US3871040 *May 16, 1974Mar 18, 1975Ernesto LendaroApparatus for harvesting fruit from trees
US3943688 *Oct 4, 1974Mar 16, 1976Billings Thomas AHarvesting machine
US4175368 *Aug 15, 1977Nov 27, 1979Ag Superior, Inc.Harvesting apparatus and process
US5036618 *Oct 30, 1987Aug 6, 1991Kei MoriLiving thing nurturing device
US5125223 *Aug 23, 1990Jun 30, 1992Harvesting Systems, Ltd.Harvesting apparatus and method
US5499490 *Apr 7, 1994Mar 19, 1996Minnich; Walter W.Aqua farming
Referenced by
Citing PatentFiling datePublication dateApplicantTitle
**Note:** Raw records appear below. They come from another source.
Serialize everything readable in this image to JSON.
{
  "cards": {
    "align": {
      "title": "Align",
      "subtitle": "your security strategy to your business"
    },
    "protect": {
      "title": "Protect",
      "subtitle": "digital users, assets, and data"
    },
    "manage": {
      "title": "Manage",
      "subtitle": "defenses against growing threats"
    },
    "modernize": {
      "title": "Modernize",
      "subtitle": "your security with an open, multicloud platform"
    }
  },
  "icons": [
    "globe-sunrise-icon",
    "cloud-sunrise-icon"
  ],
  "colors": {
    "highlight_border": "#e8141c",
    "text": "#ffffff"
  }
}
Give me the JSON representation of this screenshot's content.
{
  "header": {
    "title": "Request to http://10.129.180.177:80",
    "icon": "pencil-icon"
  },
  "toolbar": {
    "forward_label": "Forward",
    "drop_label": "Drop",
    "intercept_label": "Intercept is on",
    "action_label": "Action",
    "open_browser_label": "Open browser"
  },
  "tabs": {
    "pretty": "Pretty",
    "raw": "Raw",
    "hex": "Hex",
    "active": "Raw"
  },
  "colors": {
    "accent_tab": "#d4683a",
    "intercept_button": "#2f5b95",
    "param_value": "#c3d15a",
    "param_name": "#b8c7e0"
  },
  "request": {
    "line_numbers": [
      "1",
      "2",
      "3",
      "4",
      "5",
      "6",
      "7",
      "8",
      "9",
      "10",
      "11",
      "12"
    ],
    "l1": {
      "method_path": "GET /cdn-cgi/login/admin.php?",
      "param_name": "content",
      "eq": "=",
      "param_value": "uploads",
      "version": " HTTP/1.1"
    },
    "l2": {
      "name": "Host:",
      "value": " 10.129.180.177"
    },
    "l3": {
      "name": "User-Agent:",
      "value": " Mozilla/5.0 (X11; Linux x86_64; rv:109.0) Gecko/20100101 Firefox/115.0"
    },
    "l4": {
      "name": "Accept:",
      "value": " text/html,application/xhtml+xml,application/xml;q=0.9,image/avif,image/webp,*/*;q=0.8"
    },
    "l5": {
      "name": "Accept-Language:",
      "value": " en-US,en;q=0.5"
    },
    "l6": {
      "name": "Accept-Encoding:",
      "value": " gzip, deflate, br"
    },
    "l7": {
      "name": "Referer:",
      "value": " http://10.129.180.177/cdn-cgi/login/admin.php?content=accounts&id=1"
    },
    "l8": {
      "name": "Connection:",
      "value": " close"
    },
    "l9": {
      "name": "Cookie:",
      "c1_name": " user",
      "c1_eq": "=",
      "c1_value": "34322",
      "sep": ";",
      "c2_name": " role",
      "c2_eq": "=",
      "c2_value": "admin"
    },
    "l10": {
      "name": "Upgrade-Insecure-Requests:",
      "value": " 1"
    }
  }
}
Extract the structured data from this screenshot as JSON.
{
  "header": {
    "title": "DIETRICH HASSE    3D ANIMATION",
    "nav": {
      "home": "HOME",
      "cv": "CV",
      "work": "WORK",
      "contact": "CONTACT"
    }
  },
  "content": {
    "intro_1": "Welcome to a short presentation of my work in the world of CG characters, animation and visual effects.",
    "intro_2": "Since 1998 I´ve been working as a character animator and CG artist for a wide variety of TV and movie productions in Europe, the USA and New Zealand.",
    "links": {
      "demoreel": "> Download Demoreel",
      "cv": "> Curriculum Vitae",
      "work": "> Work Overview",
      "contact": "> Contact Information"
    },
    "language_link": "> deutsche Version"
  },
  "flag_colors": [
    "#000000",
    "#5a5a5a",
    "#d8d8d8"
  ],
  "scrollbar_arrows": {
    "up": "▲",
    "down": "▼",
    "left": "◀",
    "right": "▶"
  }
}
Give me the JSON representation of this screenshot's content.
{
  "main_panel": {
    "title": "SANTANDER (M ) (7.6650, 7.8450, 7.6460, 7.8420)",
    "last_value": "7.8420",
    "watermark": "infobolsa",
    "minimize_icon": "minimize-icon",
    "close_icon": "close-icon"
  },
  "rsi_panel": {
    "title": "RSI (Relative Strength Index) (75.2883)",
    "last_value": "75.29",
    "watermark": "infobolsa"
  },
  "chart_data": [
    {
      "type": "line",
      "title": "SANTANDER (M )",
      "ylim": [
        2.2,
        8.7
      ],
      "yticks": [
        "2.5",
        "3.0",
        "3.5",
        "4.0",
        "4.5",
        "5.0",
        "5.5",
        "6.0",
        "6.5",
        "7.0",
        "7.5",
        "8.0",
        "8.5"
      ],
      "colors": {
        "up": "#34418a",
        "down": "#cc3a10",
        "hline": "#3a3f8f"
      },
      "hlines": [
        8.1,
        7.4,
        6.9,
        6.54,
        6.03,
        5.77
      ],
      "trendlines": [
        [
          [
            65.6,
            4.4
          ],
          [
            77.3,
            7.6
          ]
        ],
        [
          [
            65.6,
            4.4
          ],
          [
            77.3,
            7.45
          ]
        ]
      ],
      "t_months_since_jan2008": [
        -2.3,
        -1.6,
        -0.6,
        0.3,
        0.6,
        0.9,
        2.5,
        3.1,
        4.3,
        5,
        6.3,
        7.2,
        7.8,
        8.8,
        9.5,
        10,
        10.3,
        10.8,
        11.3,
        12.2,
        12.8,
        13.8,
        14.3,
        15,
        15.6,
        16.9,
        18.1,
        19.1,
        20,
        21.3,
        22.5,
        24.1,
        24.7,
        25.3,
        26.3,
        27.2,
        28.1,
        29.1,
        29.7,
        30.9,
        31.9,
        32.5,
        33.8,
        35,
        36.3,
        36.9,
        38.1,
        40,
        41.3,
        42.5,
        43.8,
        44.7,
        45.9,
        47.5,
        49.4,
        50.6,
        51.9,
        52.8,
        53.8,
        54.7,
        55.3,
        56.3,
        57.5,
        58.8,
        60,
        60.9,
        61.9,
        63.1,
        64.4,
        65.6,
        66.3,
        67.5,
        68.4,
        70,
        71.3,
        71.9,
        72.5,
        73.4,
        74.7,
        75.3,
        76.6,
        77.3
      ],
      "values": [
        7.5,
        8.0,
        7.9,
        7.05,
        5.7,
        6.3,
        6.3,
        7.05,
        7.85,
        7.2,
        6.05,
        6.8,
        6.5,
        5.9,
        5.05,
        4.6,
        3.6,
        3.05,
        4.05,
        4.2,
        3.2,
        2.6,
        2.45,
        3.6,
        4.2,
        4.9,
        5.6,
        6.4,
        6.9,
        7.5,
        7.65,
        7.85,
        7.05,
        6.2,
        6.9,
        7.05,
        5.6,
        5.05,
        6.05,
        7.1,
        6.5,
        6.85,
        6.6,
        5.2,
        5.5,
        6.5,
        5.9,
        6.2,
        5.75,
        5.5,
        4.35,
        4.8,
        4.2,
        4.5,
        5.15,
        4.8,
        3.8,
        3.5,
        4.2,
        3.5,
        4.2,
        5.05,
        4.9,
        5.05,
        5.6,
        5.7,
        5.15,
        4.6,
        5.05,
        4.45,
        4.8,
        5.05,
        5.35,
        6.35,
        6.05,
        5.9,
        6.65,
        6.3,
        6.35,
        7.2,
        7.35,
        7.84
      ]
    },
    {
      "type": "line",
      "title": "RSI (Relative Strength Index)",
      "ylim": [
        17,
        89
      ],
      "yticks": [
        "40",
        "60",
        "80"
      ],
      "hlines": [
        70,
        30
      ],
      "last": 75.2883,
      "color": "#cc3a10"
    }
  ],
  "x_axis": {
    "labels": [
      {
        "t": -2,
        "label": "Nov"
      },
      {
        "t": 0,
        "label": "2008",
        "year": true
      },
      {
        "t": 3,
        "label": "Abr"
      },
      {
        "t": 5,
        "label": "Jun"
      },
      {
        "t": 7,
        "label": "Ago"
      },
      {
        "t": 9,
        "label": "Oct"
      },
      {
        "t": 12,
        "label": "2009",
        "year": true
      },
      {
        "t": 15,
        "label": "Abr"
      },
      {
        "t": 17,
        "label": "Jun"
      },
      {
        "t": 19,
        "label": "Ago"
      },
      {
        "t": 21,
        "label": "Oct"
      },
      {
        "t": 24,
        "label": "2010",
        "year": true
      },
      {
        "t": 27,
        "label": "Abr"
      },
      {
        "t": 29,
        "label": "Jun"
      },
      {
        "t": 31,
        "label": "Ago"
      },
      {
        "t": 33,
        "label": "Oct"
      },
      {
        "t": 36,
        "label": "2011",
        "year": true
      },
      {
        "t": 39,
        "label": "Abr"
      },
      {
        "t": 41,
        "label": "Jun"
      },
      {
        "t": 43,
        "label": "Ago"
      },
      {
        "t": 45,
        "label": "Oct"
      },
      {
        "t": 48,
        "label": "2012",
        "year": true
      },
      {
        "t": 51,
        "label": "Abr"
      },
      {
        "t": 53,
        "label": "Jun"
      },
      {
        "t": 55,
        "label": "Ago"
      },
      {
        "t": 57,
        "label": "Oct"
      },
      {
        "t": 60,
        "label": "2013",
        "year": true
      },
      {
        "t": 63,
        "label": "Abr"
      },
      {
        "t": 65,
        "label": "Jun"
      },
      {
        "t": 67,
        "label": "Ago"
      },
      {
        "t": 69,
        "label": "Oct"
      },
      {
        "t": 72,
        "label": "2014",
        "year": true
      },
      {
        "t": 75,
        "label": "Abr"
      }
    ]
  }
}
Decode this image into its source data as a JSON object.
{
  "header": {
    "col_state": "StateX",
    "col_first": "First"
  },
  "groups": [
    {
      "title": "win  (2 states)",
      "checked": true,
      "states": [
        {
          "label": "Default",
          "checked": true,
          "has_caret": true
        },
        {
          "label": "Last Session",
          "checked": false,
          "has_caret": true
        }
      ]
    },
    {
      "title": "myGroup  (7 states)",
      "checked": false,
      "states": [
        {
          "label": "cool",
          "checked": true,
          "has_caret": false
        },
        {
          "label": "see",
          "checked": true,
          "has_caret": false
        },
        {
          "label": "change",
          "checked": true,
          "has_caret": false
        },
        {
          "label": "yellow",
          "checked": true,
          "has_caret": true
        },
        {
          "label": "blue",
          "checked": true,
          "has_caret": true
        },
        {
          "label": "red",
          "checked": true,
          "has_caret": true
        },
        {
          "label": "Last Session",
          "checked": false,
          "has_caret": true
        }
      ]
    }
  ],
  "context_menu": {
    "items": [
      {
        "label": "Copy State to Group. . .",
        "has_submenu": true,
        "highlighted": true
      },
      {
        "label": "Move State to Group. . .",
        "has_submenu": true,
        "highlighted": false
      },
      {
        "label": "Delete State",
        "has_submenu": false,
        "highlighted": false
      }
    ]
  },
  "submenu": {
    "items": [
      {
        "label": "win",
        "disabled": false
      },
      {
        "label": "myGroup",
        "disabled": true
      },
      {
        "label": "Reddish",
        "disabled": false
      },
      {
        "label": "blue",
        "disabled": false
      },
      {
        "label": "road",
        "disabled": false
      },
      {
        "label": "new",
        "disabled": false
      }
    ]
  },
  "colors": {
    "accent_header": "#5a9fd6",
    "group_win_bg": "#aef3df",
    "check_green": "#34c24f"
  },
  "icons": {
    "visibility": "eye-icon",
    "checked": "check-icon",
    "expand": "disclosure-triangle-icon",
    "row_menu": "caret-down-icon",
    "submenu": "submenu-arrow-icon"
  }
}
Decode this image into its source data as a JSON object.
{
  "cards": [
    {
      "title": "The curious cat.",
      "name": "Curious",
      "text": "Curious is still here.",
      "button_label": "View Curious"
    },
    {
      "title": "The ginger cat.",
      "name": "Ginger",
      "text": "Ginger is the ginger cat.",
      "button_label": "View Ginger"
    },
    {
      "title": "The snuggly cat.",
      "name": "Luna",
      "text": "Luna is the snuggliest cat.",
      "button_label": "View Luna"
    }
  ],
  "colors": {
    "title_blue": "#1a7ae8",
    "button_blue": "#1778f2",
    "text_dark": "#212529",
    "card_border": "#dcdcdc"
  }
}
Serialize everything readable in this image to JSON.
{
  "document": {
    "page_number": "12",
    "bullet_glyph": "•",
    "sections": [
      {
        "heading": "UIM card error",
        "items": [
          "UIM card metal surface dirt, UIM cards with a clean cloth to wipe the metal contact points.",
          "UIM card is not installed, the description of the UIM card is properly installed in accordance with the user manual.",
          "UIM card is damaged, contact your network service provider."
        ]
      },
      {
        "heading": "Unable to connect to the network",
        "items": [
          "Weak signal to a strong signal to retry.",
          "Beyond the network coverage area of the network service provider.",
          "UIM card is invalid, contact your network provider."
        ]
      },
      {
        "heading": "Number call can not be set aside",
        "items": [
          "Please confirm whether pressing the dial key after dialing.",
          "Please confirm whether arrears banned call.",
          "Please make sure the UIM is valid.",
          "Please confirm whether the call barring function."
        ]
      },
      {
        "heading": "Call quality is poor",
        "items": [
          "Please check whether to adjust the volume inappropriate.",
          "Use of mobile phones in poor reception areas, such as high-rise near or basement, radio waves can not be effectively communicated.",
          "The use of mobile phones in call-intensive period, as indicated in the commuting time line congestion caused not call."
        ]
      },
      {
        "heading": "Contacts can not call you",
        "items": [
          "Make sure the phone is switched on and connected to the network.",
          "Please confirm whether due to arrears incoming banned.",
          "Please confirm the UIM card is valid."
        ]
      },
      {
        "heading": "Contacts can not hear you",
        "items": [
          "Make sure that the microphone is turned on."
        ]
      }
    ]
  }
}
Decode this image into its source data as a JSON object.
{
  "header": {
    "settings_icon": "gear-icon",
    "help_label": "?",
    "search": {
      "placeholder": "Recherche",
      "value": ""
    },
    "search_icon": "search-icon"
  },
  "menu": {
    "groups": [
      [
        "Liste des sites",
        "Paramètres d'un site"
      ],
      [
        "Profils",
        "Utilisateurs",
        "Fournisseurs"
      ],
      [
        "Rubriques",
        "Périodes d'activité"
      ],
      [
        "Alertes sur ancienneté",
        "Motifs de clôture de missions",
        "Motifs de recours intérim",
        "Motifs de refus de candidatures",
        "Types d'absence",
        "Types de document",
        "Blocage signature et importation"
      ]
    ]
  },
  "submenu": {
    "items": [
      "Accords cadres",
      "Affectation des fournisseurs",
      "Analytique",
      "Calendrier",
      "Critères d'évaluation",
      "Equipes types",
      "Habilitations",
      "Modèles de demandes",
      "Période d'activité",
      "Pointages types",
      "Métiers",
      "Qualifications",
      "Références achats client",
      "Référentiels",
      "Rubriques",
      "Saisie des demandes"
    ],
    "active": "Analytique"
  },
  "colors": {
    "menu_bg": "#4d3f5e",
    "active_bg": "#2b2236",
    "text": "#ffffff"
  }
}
US7448600Sep 21, 2007Nov 11, 2008Boulter Roger PFloating wastewater evaporator
US7877929Aug 1, 2008Feb 1, 2011Rezzorb, LlcMethod and apparatus for reducing fertilizer use in agricultural operations
US8579264Jun 21, 2011Nov 12, 2013Aston Evaporative ServiceComputer controlled wastewater evaporator
US8636267May 15, 2012Jan 28, 2014Roger P. BoulterLand based or floating wastewater evaporator
WO2008042768A2 *Sep 28, 2007Apr 10, 2008Aleksandra DrizoSystem and method for removing phosphorus from non-point pollution sources
Classifications
U.S. Classification56/8, 56/328.1, 56/DIG.2, 56/330
International ClassificationA01B79/00, A01G1/00
Cooperative ClassificationY10S56/02, A01G1/00, A01B79/00
European ClassificationA01B79/00, A01G1/00
Legal Events
DateCodeEventDescription
Aug 20, 2002FPExpired due to failure to pay maintenance fee
Effective date: 20020623
Jun 24, 2002LAPSLapse for failure to pay maintenance fees
Jan 15, 2002REMIMaintenance fee reminder mailed